### [THE PROBLEM]
Across these entries, how many lines contain the word "label"? Answer with only the number.

### [App and web page records]
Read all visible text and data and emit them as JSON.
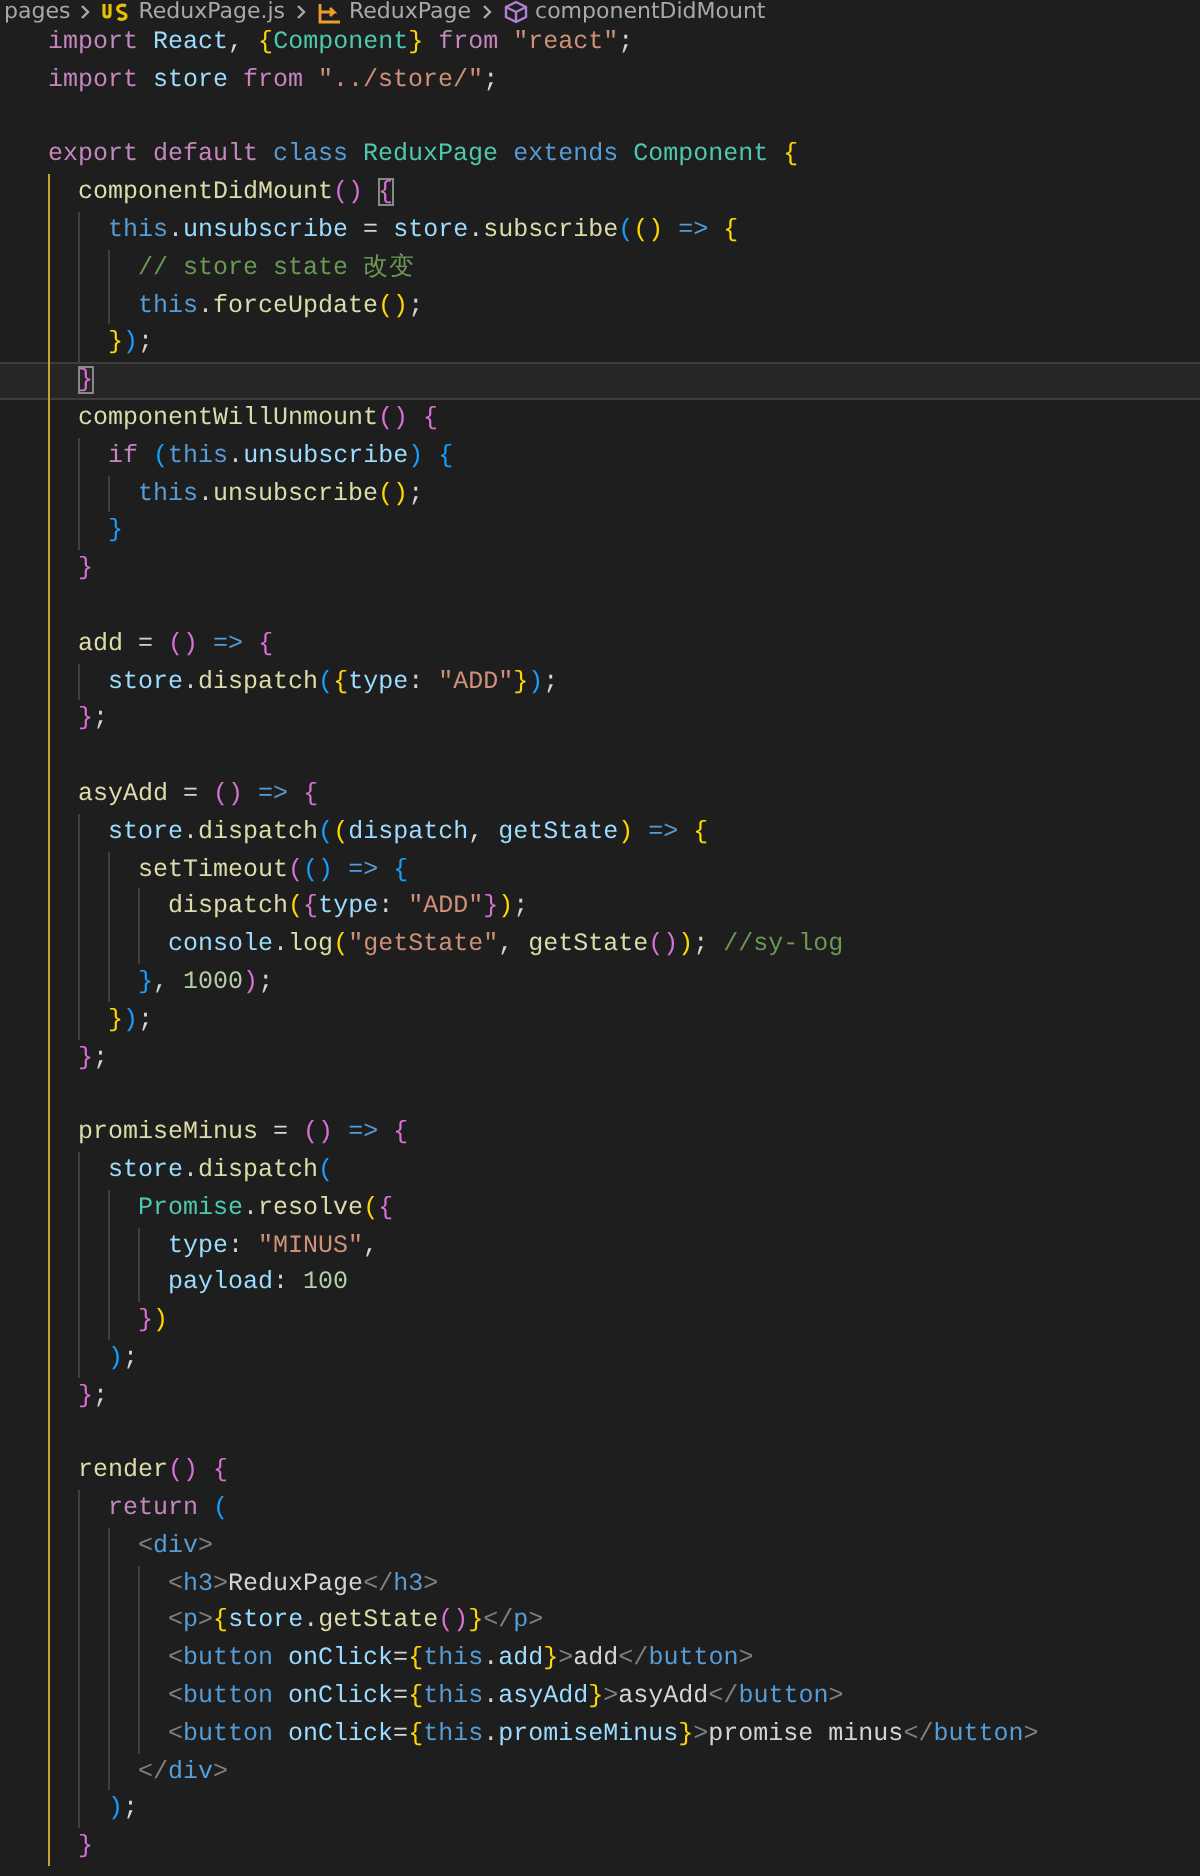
{
  "breadcrumb": [
    {
      "kind": "folder",
      "label": "pages"
    },
    {
      "kind": "file",
      "label": "ReduxPage.js"
    },
    {
      "kind": "component",
      "label": "ReduxPage"
    },
    {
      "kind": "method",
      "label": "componentDidMount"
    }
  ],
  "lines": [
    {
      "kind": "code",
      "current": false,
      "tokens": [
        {
          "kind": "keyword",
          "text": "import "
        },
        {
          "kind": "variable",
          "text": "React"
        },
        {
          "kind": "plain",
          "text": ", "
        },
        {
          "kind": "bracket1",
          "text": "{"
        },
        {
          "kind": "class",
          "text": "Component"
        },
        {
          "kind": "bracket1",
          "text": "}"
        },
        {
          "kind": "keyword",
          "text": " from "
        },
        {
          "kind": "string",
          "text": "\"react\""
        },
        {
          "kind": "plain",
          "text": ";"
        }
      ]
    },
    {
      "kind": "code",
      "current": false,
      "tokens": [
        {
          "kind": "keyword",
          "text": "import "
        },
        {
          "kind": "variable",
          "text": "store "
        },
        {
          "kind": "keyword",
          "text": "from "
        },
        {
          "kind": "string",
          "text": "\"../store/\""
        },
        {
          "kind": "plain",
          "text": ";"
        }
      ]
    },
    {
      "kind": "blank"
    },
    {
      "kind": "code",
      "current": false,
      "tokens": [
        {
          "kind": "keyword",
          "text": "export default "
        },
        {
          "kind": "storage",
          "text": "class "
        },
        {
          "kind": "class",
          "text": "ReduxPage "
        },
        {
          "kind": "storage",
          "text": "extends "
        },
        {
          "kind": "class",
          "text": "Component "
        },
        {
          "kind": "bracket1",
          "text": "{"
        }
      ]
    },
    {
      "kind": "code",
      "current": false,
      "tokens": [
        {
          "kind": "function",
          "text": "  componentDidMount"
        },
        {
          "kind": "bracket2",
          "text": "() "
        },
        {
          "kind": "bracket2",
          "text": "{",
          "matched": true
        }
      ]
    },
    {
      "kind": "code",
      "current": false,
      "tokens": [
        {
          "kind": "storage",
          "text": "    this"
        },
        {
          "kind": "plain",
          "text": "."
        },
        {
          "kind": "variable",
          "text": "unsubscribe"
        },
        {
          "kind": "plain",
          "text": " = "
        },
        {
          "kind": "variable",
          "text": "store"
        },
        {
          "kind": "plain",
          "text": "."
        },
        {
          "kind": "function",
          "text": "subscribe"
        },
        {
          "kind": "bracket3",
          "text": "("
        },
        {
          "kind": "bracket1",
          "text": "() "
        },
        {
          "kind": "storage",
          "text": "=> "
        },
        {
          "kind": "bracket1",
          "text": "{"
        }
      ]
    },
    {
      "kind": "code",
      "current": false,
      "tokens": [
        {
          "kind": "comment",
          "text": "      // store state 改变"
        }
      ]
    },
    {
      "kind": "code",
      "current": false,
      "tokens": [
        {
          "kind": "storage",
          "text": "      this"
        },
        {
          "kind": "plain",
          "text": "."
        },
        {
          "kind": "function",
          "text": "forceUpdate"
        },
        {
          "kind": "bracket1",
          "text": "()"
        },
        {
          "kind": "plain",
          "text": ";"
        }
      ]
    },
    {
      "kind": "code",
      "current": false,
      "tokens": [
        {
          "kind": "bracket1",
          "text": "    }"
        },
        {
          "kind": "bracket3",
          "text": ")"
        },
        {
          "kind": "plain",
          "text": ";"
        }
      ]
    },
    {
      "kind": "code",
      "current": true,
      "tokens": [
        {
          "kind": "bracket2",
          "text": "  }",
          "matched": true
        }
      ]
    },
    {
      "kind": "code",
      "current": false,
      "tokens": [
        {
          "kind": "function",
          "text": "  componentWillUnmount"
        },
        {
          "kind": "bracket2",
          "text": "() {"
        }
      ]
    },
    {
      "kind": "code",
      "current": false,
      "tokens": [
        {
          "kind": "keyword",
          "text": "    if "
        },
        {
          "kind": "bracket3",
          "text": "("
        },
        {
          "kind": "storage",
          "text": "this"
        },
        {
          "kind": "plain",
          "text": "."
        },
        {
          "kind": "variable",
          "text": "unsubscribe"
        },
        {
          "kind": "bracket3",
          "text": ") {"
        }
      ]
    },
    {
      "kind": "code",
      "current": false,
      "tokens": [
        {
          "kind": "storage",
          "text": "      this"
        },
        {
          "kind": "plain",
          "text": "."
        },
        {
          "kind": "function",
          "text": "unsubscribe"
        },
        {
          "kind": "bracket1",
          "text": "()"
        },
        {
          "kind": "plain",
          "text": ";"
        }
      ]
    },
    {
      "kind": "code",
      "current": false,
      "tokens": [
        {
          "kind": "bracket3",
          "text": "    }"
        }
      ]
    },
    {
      "kind": "code",
      "current": false,
      "tokens": [
        {
          "kind": "bracket2",
          "text": "  }"
        }
      ]
    },
    {
      "kind": "blank"
    },
    {
      "kind": "code",
      "current": false,
      "tokens": [
        {
          "kind": "function",
          "text": "  add"
        },
        {
          "kind": "plain",
          "text": " = "
        },
        {
          "kind": "bracket2",
          "text": "() "
        },
        {
          "kind": "storage",
          "text": "=> "
        },
        {
          "kind": "bracket2",
          "text": "{"
        }
      ]
    },
    {
      "kind": "code",
      "current": false,
      "tokens": [
        {
          "kind": "variable",
          "text": "    store"
        },
        {
          "kind": "plain",
          "text": "."
        },
        {
          "kind": "function",
          "text": "dispatch"
        },
        {
          "kind": "bracket3",
          "text": "("
        },
        {
          "kind": "bracket1",
          "text": "{"
        },
        {
          "kind": "variable",
          "text": "type"
        },
        {
          "kind": "plain",
          "text": ": "
        },
        {
          "kind": "string",
          "text": "\"ADD\""
        },
        {
          "kind": "bracket1",
          "text": "}"
        },
        {
          "kind": "bracket3",
          "text": ")"
        },
        {
          "kind": "plain",
          "text": ";"
        }
      ]
    },
    {
      "kind": "code",
      "current": false,
      "tokens": [
        {
          "kind": "bracket2",
          "text": "  }"
        },
        {
          "kind": "plain",
          "text": ";"
        }
      ]
    },
    {
      "kind": "blank"
    },
    {
      "kind": "code",
      "current": false,
      "tokens": [
        {
          "kind": "function",
          "text": "  asyAdd"
        },
        {
          "kind": "plain",
          "text": " = "
        },
        {
          "kind": "bracket2",
          "text": "() "
        },
        {
          "kind": "storage",
          "text": "=> "
        },
        {
          "kind": "bracket2",
          "text": "{"
        }
      ]
    },
    {
      "kind": "code",
      "current": false,
      "tokens": [
        {
          "kind": "variable",
          "text": "    store"
        },
        {
          "kind": "plain",
          "text": "."
        },
        {
          "kind": "function",
          "text": "dispatch"
        },
        {
          "kind": "bracket3",
          "text": "("
        },
        {
          "kind": "bracket1",
          "text": "("
        },
        {
          "kind": "variable",
          "text": "dispatch"
        },
        {
          "kind": "plain",
          "text": ", "
        },
        {
          "kind": "variable",
          "text": "getState"
        },
        {
          "kind": "bracket1",
          "text": ") "
        },
        {
          "kind": "storage",
          "text": "=> "
        },
        {
          "kind": "bracket1",
          "text": "{"
        }
      ]
    },
    {
      "kind": "code",
      "current": false,
      "tokens": [
        {
          "kind": "function",
          "text": "      setTimeout"
        },
        {
          "kind": "bracket2",
          "text": "("
        },
        {
          "kind": "bracket3",
          "text": "() "
        },
        {
          "kind": "storage",
          "text": "=> "
        },
        {
          "kind": "bracket3",
          "text": "{"
        }
      ]
    },
    {
      "kind": "code",
      "current": false,
      "tokens": [
        {
          "kind": "function",
          "text": "        dispatch"
        },
        {
          "kind": "bracket1",
          "text": "("
        },
        {
          "kind": "bracket2",
          "text": "{"
        },
        {
          "kind": "variable",
          "text": "type"
        },
        {
          "kind": "plain",
          "text": ": "
        },
        {
          "kind": "string",
          "text": "\"ADD\""
        },
        {
          "kind": "bracket2",
          "text": "}"
        },
        {
          "kind": "bracket1",
          "text": ")"
        },
        {
          "kind": "plain",
          "text": ";"
        }
      ]
    },
    {
      "kind": "code",
      "current": false,
      "tokens": [
        {
          "kind": "variable",
          "text": "        console"
        },
        {
          "kind": "plain",
          "text": "."
        },
        {
          "kind": "function",
          "text": "log"
        },
        {
          "kind": "bracket1",
          "text": "("
        },
        {
          "kind": "string",
          "text": "\"getState\""
        },
        {
          "kind": "plain",
          "text": ", "
        },
        {
          "kind": "function",
          "text": "getState"
        },
        {
          "kind": "bracket2",
          "text": "()"
        },
        {
          "kind": "bracket1",
          "text": ")"
        },
        {
          "kind": "plain",
          "text": "; "
        },
        {
          "kind": "comment",
          "text": "//sy-log"
        }
      ]
    },
    {
      "kind": "code",
      "current": false,
      "tokens": [
        {
          "kind": "bracket3",
          "text": "      }"
        },
        {
          "kind": "plain",
          "text": ", "
        },
        {
          "kind": "number",
          "text": "1000"
        },
        {
          "kind": "bracket2",
          "text": ")"
        },
        {
          "kind": "plain",
          "text": ";"
        }
      ]
    },
    {
      "kind": "code",
      "current": false,
      "tokens": [
        {
          "kind": "bracket1",
          "text": "    }"
        },
        {
          "kind": "bracket3",
          "text": ")"
        },
        {
          "kind": "plain",
          "text": ";"
        }
      ]
    },
    {
      "kind": "code",
      "current": false,
      "tokens": [
        {
          "kind": "bracket2",
          "text": "  }"
        },
        {
          "kind": "plain",
          "text": ";"
        }
      ]
    },
    {
      "kind": "blank"
    },
    {
      "kind": "code",
      "current": false,
      "tokens": [
        {
          "kind": "function",
          "text": "  promiseMinus"
        },
        {
          "kind": "plain",
          "text": " = "
        },
        {
          "kind": "bracket2",
          "text": "() "
        },
        {
          "kind": "storage",
          "text": "=> "
        },
        {
          "kind": "bracket2",
          "text": "{"
        }
      ]
    },
    {
      "kind": "code",
      "current": false,
      "tokens": [
        {
          "kind": "variable",
          "text": "    store"
        },
        {
          "kind": "plain",
          "text": "."
        },
        {
          "kind": "function",
          "text": "dispatch"
        },
        {
          "kind": "bracket3",
          "text": "("
        }
      ]
    },
    {
      "kind": "code",
      "current": false,
      "tokens": [
        {
          "kind": "class",
          "text": "      Promise"
        },
        {
          "kind": "plain",
          "text": "."
        },
        {
          "kind": "function",
          "text": "resolve"
        },
        {
          "kind": "bracket1",
          "text": "("
        },
        {
          "kind": "bracket2",
          "text": "{"
        }
      ]
    },
    {
      "kind": "code",
      "current": false,
      "tokens": [
        {
          "kind": "variable",
          "text": "        type"
        },
        {
          "kind": "plain",
          "text": ": "
        },
        {
          "kind": "string",
          "text": "\"MINUS\""
        },
        {
          "kind": "plain",
          "text": ","
        }
      ]
    },
    {
      "kind": "code",
      "current": false,
      "tokens": [
        {
          "kind": "variable",
          "text": "        payload"
        },
        {
          "kind": "plain",
          "text": ": "
        },
        {
          "kind": "number",
          "text": "100"
        }
      ]
    },
    {
      "kind": "code",
      "current": false,
      "tokens": [
        {
          "kind": "bracket2",
          "text": "      }"
        },
        {
          "kind": "bracket1",
          "text": ")"
        }
      ]
    },
    {
      "kind": "code",
      "current": false,
      "tokens": [
        {
          "kind": "bracket3",
          "text": "    )"
        },
        {
          "kind": "plain",
          "text": ";"
        }
      ]
    },
    {
      "kind": "code",
      "current": false,
      "tokens": [
        {
          "kind": "bracket2",
          "text": "  }"
        },
        {
          "kind": "plain",
          "text": ";"
        }
      ]
    },
    {
      "kind": "blank"
    },
    {
      "kind": "code",
      "current": false,
      "tokens": [
        {
          "kind": "function",
          "text": "  render"
        },
        {
          "kind": "bracket2",
          "text": "() {"
        }
      ]
    },
    {
      "kind": "code",
      "current": false,
      "tokens": [
        {
          "kind": "keyword",
          "text": "    return "
        },
        {
          "kind": "bracket3",
          "text": "("
        }
      ]
    },
    {
      "kind": "code",
      "current": false,
      "tokens": [
        {
          "kind": "tag",
          "text": "      <"
        },
        {
          "kind": "tagname",
          "text": "div"
        },
        {
          "kind": "tag",
          "text": ">"
        }
      ]
    },
    {
      "kind": "code",
      "current": false,
      "tokens": [
        {
          "kind": "tag",
          "text": "        <"
        },
        {
          "kind": "tagname",
          "text": "h3"
        },
        {
          "kind": "tag",
          "text": ">"
        },
        {
          "kind": "plain",
          "text": "ReduxPage"
        },
        {
          "kind": "tag",
          "text": "</"
        },
        {
          "kind": "tagname",
          "text": "h3"
        },
        {
          "kind": "tag",
          "text": ">"
        }
      ]
    },
    {
      "kind": "code",
      "current": false,
      "tokens": [
        {
          "kind": "tag",
          "text": "        <"
        },
        {
          "kind": "tagname",
          "text": "p"
        },
        {
          "kind": "tag",
          "text": ">"
        },
        {
          "kind": "bracket1",
          "text": "{"
        },
        {
          "kind": "variable",
          "text": "store"
        },
        {
          "kind": "plain",
          "text": "."
        },
        {
          "kind": "function",
          "text": "getState"
        },
        {
          "kind": "bracket2",
          "text": "()"
        },
        {
          "kind": "bracket1",
          "text": "}"
        },
        {
          "kind": "tag",
          "text": "</"
        },
        {
          "kind": "tagname",
          "text": "p"
        },
        {
          "kind": "tag",
          "text": ">"
        }
      ]
    },
    {
      "kind": "code",
      "current": false,
      "tokens": [
        {
          "kind": "tag",
          "text": "        <"
        },
        {
          "kind": "tagname",
          "text": "button "
        },
        {
          "kind": "variable",
          "text": "onClick"
        },
        {
          "kind": "plain",
          "text": "="
        },
        {
          "kind": "bracket1",
          "text": "{"
        },
        {
          "kind": "storage",
          "text": "this"
        },
        {
          "kind": "plain",
          "text": "."
        },
        {
          "kind": "variable",
          "text": "add"
        },
        {
          "kind": "bracket1",
          "text": "}"
        },
        {
          "kind": "tag",
          "text": ">"
        },
        {
          "kind": "plain",
          "text": "add"
        },
        {
          "kind": "tag",
          "text": "</"
        },
        {
          "kind": "tagname",
          "text": "button"
        },
        {
          "kind": "tag",
          "text": ">"
        }
      ]
    },
    {
      "kind": "code",
      "current": false,
      "tokens": [
        {
          "kind": "tag",
          "text": "        <"
        },
        {
          "kind": "tagname",
          "text": "button "
        },
        {
          "kind": "variable",
          "text": "onClick"
        },
        {
          "kind": "plain",
          "text": "="
        },
        {
          "kind": "bracket1",
          "text": "{"
        },
        {
          "kind": "storage",
          "text": "this"
        },
        {
          "kind": "plain",
          "text": "."
        },
        {
          "kind": "variable",
          "text": "asyAdd"
        },
        {
          "kind": "bracket1",
          "text": "}"
        },
        {
          "kind": "tag",
          "text": ">"
        },
        {
          "kind": "plain",
          "text": "asyAdd"
        },
        {
          "kind": "tag",
          "text": "</"
        },
        {
          "kind": "tagname",
          "text": "button"
        },
        {
          "kind": "tag",
          "text": ">"
        }
      ]
    },
    {
      "kind": "code",
      "current": false,
      "tokens": [
        {
          "kind": "tag",
          "text": "        <"
        },
        {
          "kind": "tagname",
          "text": "button "
        },
        {
          "kind": "variable",
          "text": "onClick"
        },
        {
          "kind": "plain",
          "text": "="
        },
        {
          "kind": "bracket1",
          "text": "{"
        },
        {
          "kind": "storage",
          "text": "this"
        },
        {
          "kind": "plain",
          "text": "."
        },
        {
          "kind": "variable",
          "text": "promiseMinus"
        },
        {
          "kind": "bracket1",
          "text": "}"
        },
        {
          "kind": "tag",
          "text": ">"
        },
        {
          "kind": "plain",
          "text": "promise minus"
        },
        {
          "kind": "tag",
          "text": "</"
        },
        {
          "kind": "tagname",
          "text": "button"
        },
        {
          "kind": "tag",
          "text": ">"
        }
      ]
    },
    {
      "kind": "code",
      "current": false,
      "tokens": [
        {
          "kind": "tag",
          "text": "      </"
        },
        {
          "kind": "tagname",
          "text": "div"
        },
        {
          "kind": "tag",
          "text": ">"
        }
      ]
    },
    {
      "kind": "code",
      "current": false,
      "tokens": [
        {
          "kind": "bracket3",
          "text": "    )"
        },
        {
          "kind": "plain",
          "text": ";"
        }
      ]
    },
    {
      "kind": "code",
      "current": false,
      "tokens": [
        {
          "kind": "bracket2",
          "text": "  }"
        }
      ]
    }
  ]
}
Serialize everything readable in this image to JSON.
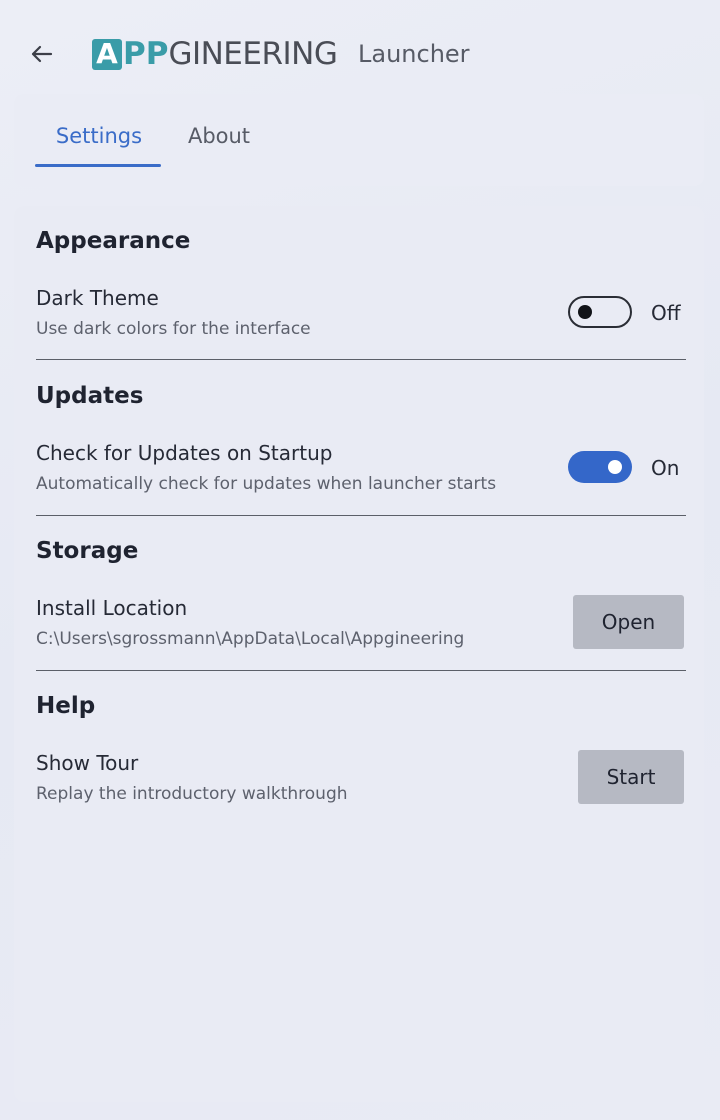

### [WRITTEN ANSWER]
4